An attorney representing a Covington Catholic High School student suing The Washington Post for $250 million told Fox News on Wednesday that the pricey lawsuit “isn't about the money, it’s about the message.”
Todd McMurtry, the lawyer representing student Nicholas Sandmann, spoke to Todd Starnes about a lawsuit filed Tuesday that “seeks significant damages” from The Post for allegedly targeting his client “just so the media could make the point it wanted to make.”
The lawsuit accuses The Post of "using its vast financial resources to enter the bully pulpit by publishing a series of false and defamatory print and online articles ... to smear a young boy who was in its view an acceptable casualty in their war against the president."
“What we hope to accomplish with the lawsuit obviously is to obtain a large verdict,” McMurtry said on "The Todd Starnes Show." “And the reason we want to obtain a large verdict is so that things that things like the things that happened to Nick did not happen to others.”
Sandmann came under attack in January after a video surfaced of him standing face-to-face with a Native American man, Nathan Phillips, while wearing a “Make America Great Again.”
Sandmann and other Covington Catholic students were accused of initiating the altercation and intimidating Phillips but other videos showed that the students were verbally accosted by a group of black street preachers who were shouting insults both at them and a group of Native Americans.
McMurtry said the only truth that was reported by The Post was the Make America Great Again hat that his client was wearing -- and he says that’s the reason they went after him.
“I mean Nick is 16 years old. He hasn't even told me what his political affiliation is and nobody knows really what their political affiliation is going to be when they're 16 but because he was wearing that hat, he was used as a ... you know ... as a victim of scorn by the media, just so the media could make the point it wanted to make.”
Sandmann’s lawyers are seeking $50 million in compensatory damages, related to damages to emotional distress and his reputation, and $200 million in punitive damages.
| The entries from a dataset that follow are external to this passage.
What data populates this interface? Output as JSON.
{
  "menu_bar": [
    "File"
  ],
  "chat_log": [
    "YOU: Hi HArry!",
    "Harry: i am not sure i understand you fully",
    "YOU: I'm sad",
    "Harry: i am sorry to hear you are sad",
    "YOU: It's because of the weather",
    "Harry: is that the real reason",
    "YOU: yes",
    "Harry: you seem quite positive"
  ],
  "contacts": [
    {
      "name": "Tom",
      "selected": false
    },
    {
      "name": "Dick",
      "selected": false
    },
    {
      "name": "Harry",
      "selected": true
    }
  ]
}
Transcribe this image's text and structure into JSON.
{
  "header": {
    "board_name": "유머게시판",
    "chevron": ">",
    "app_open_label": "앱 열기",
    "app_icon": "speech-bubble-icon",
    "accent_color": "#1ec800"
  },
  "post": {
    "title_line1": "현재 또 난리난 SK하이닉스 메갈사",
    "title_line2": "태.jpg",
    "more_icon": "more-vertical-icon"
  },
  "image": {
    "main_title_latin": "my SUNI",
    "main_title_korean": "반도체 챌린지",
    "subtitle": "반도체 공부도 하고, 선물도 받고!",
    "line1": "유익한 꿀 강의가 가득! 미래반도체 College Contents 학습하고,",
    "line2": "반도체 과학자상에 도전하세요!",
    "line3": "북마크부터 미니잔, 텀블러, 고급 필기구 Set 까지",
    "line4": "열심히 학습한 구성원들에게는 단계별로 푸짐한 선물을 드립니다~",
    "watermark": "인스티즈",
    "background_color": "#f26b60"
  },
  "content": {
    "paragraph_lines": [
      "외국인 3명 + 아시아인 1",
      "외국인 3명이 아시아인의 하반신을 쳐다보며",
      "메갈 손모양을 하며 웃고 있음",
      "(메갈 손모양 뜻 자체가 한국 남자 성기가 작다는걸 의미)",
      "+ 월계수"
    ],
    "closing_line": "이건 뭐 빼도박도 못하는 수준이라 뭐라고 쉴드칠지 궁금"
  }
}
McMurtry says the pricey lawsuit is the only way to send a message that'll help protect others from similar mistreatment in the future.
“Money is the way to inflict enough suffering on, you know, a weaponized publication like The Washington Post, so that that they won't do it again. And there's other people -- other organizations and media outlets -- that have become weaponized against our president.”
He said that while The Post is the first publication to be sued, there are plans for more litigation.
“We've identified a number of other individuals of news outlets that we think are also potentially liable for defamation. We've analyzed these matters and we think we have a good-faith basis to bring these claims and over the next 30 and 60 days, you will see more lawsuits.”